As you can imagine, when you’re using Grid Layout you can very easily break the relationship between the DOM order and the visual order. You have to be careful to keep the right order in the DOM to avoid making your content less accessible.

Lastly, there’s also the possibility to let the items place themselves into the grid. If you don’t set any placement property (or if you use auto), the items will be automatically placed on some empty cell of the grid, creating new rows (by default) or columns (if specified through grid-auto-flow property) when required.


One of the big things that come for free when you use CSS Grid Layout is the alignment support. In Grid Layout you can align horizontally and vertically without any issues with just some simple CSS properties.

The alignment capabilities of Grid Layout operate over two different subjects: grid tracks, with regard to the grid container, and grid items in their respective grid areas. In addition, we can operate on both axes, horizontally and vertically.

The CSS properties justify-content and align-content apply to grid tracks to align them horizontally and vertically, respectively. These properties, which define what is known as Content Distribution behavior, can also be used to distribute the grid container’s available space among the tracks following different distributions: between, around, evenly, and stretch. For example, check the following grid:

    display: grid;
    grid-template-rows: 100px 100px;
    grid-template-columns: 150px 150px 150px;
    height: 500px;
    width: 650px;
    align-content: center;
    justify-content: space-evenly;
Grid Alignment Tracks

When it comes to aligning the grid items, the justify-self and align-self properties are used to align horizontally and vertically, respectively. These properties define the Self Alignment behavior of the grid items. It’s possible to define a default behavior for all the items of a grid container by using the Default Alignment properties, align-items and justify-items, which gives an incredible syntactic flexibility for defining the grid’s alignment behavior.

Grid Alignment Items

Responsive Design with Grid

As you can already imagine, all the different Grid Layout properties make it more comfortable to create responsive designs. You can take advantage of the powerful track sizing mechanisms like the fr unit, minmax(), or repeat(). Combine this with media queries to completely change the structure of your grid with just a few CSS lines.

For example:

display: grid;
grid-gap: 10px 20px;
grid-template-rows: 100px 1fr auto;
grid-template-columns: 1fr 200px;
grid-template-areas: "header  header"
                     "content aside "
                     "footer  aside ";

@media (max-width: 600px) {
    grid-gap: 0;
    grid-template-rows: auto 1fr auto auto;
    grid-template-columns: 1fr;
    grid-template-areas: "header "
                         "aside  "
                         "footer ";
Responsive grid using flexible sizes and media queries

And Much More

This is just an introductory blog post about Grid Layout, not a deep review of all the different features that it provides: that would require much more than a single post.

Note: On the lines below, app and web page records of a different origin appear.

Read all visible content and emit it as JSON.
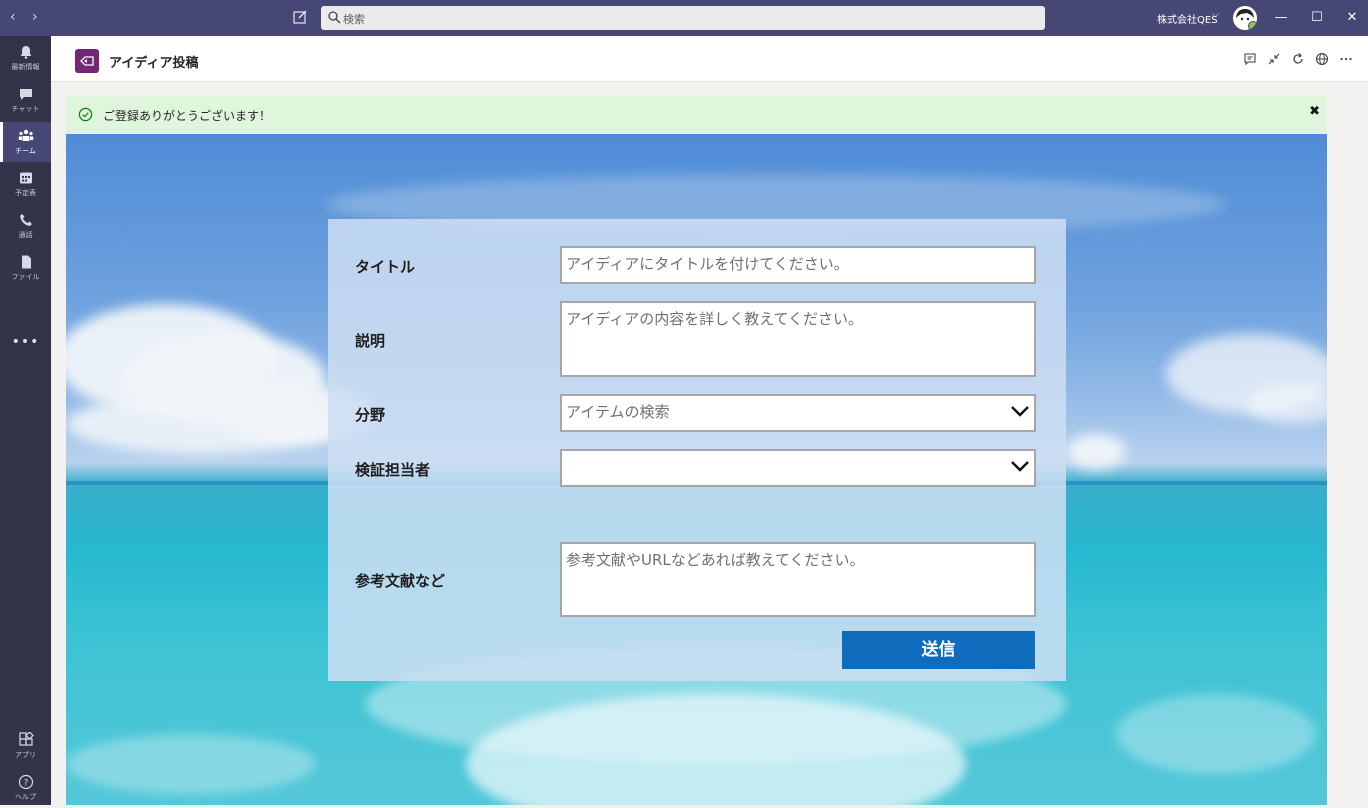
{
  "window": {
    "search_placeholder": "検索",
    "org_name": "株式会社QES",
    "colors": {
      "titlebar": "#464775",
      "rail": "#33344a",
      "accent": "#0f6cbd",
      "success_bg": "#dff6dd"
    }
  },
  "rail": {
    "items": [
      {
        "label": "最新情報",
        "icon": "bell-icon"
      },
      {
        "label": "チャット",
        "icon": "chat-icon"
      },
      {
        "label": "チーム",
        "icon": "teams-icon",
        "active": true
      },
      {
        "label": "予定表",
        "icon": "calendar-icon"
      },
      {
        "label": "通話",
        "icon": "phone-icon"
      },
      {
        "label": "ファイル",
        "icon": "file-icon"
      }
    ],
    "more": "•••",
    "bottom": [
      {
        "label": "アプリ",
        "icon": "apps-icon"
      },
      {
        "label": "ヘルプ",
        "icon": "help-icon"
      }
    ]
  },
  "app": {
    "title": "アイディア投稿"
  },
  "banner": {
    "message": "ご登録ありがとうございます！",
    "close": "✖"
  },
  "form": {
    "title_label": "タイトル",
    "title_placeholder": "アイディアにタイトルを付けてください。",
    "description_label": "説明",
    "description_placeholder": "アイディアの内容を詳しく教えてください。",
    "category_label": "分野",
    "category_placeholder": "アイテムの検索",
    "reviewer_label": "検証担当者",
    "reviewer_value": "",
    "reference_label": "参考文献など",
    "reference_placeholder": "参考文献やURLなどあれば教えてください。",
    "submit_label": "送信"
  }
}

The different examples explained in this blog post have been published online. You can start to play with them now!

If you want to learn more about CSS Grid Layout, there are a bunch of good resources out there:

On top of that, several people have been talking about Grid Layout at different conferences and events. You won’t have problems finding some of the talks published online.

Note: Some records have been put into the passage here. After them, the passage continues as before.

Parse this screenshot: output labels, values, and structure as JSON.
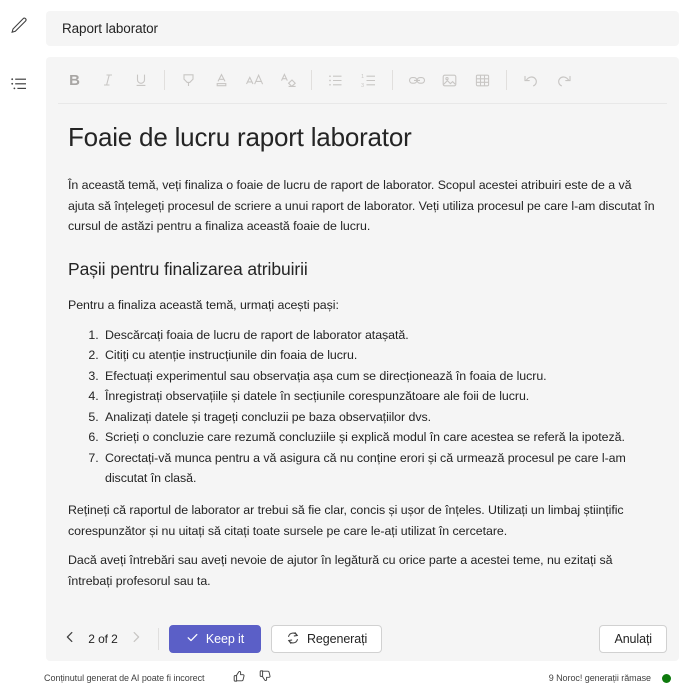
{
  "rail": {
    "items": [
      {
        "icon": "pencil-edit-icon",
        "name": "edit"
      },
      {
        "icon": "list-outline-icon",
        "name": "outline"
      }
    ]
  },
  "title_field": {
    "value": "Raport laborator",
    "placeholder": "Raport laborator"
  },
  "toolbar": {
    "groups": [
      [
        {
          "name": "bold-icon",
          "label": "B"
        },
        {
          "name": "italic-icon",
          "label": "I"
        },
        {
          "name": "underline-icon",
          "label": "U"
        }
      ],
      [
        {
          "name": "highlight-icon",
          "label": "Highlight"
        },
        {
          "name": "font-color-icon",
          "label": "Font color"
        },
        {
          "name": "font-size-icon",
          "label": "Font size"
        },
        {
          "name": "clear-formatting-icon",
          "label": "Clear formatting"
        }
      ],
      [
        {
          "name": "bullet-list-icon",
          "label": "Bulleted list"
        },
        {
          "name": "numbered-list-icon",
          "label": "Numbered list"
        }
      ],
      [
        {
          "name": "link-icon",
          "label": "Insert link"
        },
        {
          "name": "image-icon",
          "label": "Insert image"
        },
        {
          "name": "table-icon",
          "label": "Insert table"
        }
      ],
      [
        {
          "name": "undo-icon",
          "label": "Undo"
        },
        {
          "name": "redo-icon",
          "label": "Redo"
        }
      ]
    ]
  },
  "document": {
    "heading": "Foaie de lucru raport laborator",
    "intro": "În această temă, veți finaliza o foaie de lucru de raport de laborator. Scopul acestei atribuiri este de a vă ajuta să înțelegeți procesul de scriere a unui raport de laborator. Veți utiliza procesul pe care l-am discutat în cursul de astăzi pentru a finaliza această foaie de lucru.",
    "subheading": "Pașii pentru finalizarea atribuirii",
    "steps_intro": "Pentru a finaliza această temă, urmați acești pași:",
    "steps": [
      "Descărcați foaia de lucru de raport de laborator atașată.",
      "Citiți cu atenție instrucțiunile din foaia de lucru.",
      "Efectuați experimentul sau observația așa cum se direcționează în foaia de lucru.",
      "Înregistrați observațiile și datele în secțiunile corespunzătoare ale foii de lucru.",
      "Analizați datele și trageți concluzii pe baza observațiilor dvs.",
      "Scrieți o concluzie care rezumă concluziile și explică modul în care acestea se referă la ipoteză.",
      "Corectați-vă munca pentru a vă asigura că nu conține erori și că urmează procesul pe care l-am discutat în clasă."
    ],
    "closing_1": "Rețineți că raportul de laborator ar trebui să fie clar, concis și ușor de înțeles. Utilizați un limbaj științific corespunzător și nu uitați să citați toate sursele pe care le-ați utilizat în cercetare.",
    "closing_2": "Dacă aveți întrebări sau aveți nevoie de ajutor în legătură cu orice parte a acestei teme, nu ezitați să întrebați profesorul sau ta."
  },
  "actions": {
    "pager_label": "2 of 2",
    "prev_icon": "chevron-left-icon",
    "next_icon": "chevron-right-icon",
    "keep_label": "Keep it",
    "keep_icon": "checkmark-icon",
    "regenerate_label": "Regenerați",
    "regenerate_icon": "refresh-circular-arrows-icon",
    "cancel_label": "Anulați"
  },
  "footer": {
    "ai_notice": "Conținutul generat de AI poate fi incorect",
    "thumbs_up_icon": "thumbs-up-icon",
    "thumbs_down_icon": "thumbs-down-icon",
    "quota_text": "9 Noroc! generații rămase",
    "status_color": "#0e7a0d"
  },
  "colors": {
    "accent": "#5b5fc7",
    "field_bg": "#f5f5f5",
    "text": "#242424",
    "muted_icon": "#c8c6c4"
  }
}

CSS Grid Layout is here to stay. We’re looking forward to seeing this soon in shipping versions of Safari and other web browsers. This is very good news for the Web authors that have been waiting for a tool like this for years. We believe this is going to be a huge step forward for the Web.

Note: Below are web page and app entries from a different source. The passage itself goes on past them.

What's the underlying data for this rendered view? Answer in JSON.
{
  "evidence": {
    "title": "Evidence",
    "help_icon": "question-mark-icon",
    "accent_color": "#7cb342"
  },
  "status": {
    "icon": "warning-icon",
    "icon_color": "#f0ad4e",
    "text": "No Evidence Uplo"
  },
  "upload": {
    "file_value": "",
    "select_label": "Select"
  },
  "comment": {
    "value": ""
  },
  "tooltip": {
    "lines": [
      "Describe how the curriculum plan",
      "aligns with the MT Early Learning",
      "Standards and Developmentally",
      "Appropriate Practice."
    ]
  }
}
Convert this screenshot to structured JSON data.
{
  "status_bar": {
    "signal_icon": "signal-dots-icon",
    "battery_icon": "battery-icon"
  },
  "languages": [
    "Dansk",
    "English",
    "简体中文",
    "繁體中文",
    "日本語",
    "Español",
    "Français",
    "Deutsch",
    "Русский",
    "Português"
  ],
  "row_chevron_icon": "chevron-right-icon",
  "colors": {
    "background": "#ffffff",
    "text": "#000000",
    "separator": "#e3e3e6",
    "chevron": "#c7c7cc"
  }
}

The implementation of Grid Layout in WebKit has been performed by Igalia’s Web Platform team and sponsored by Bloomberg. If you have any comments or questions, don’t hesitate to contact any of the people working on it: Javi (@lajava77), Manuel (@regocas), or Sergio (@svillarsenin). If you want to keep track of the development you can follow bug #60731. New bug reports are very welcome, especially now that Grid Layout is hitting your browser and testing is easier than ever. Exciting times ahead!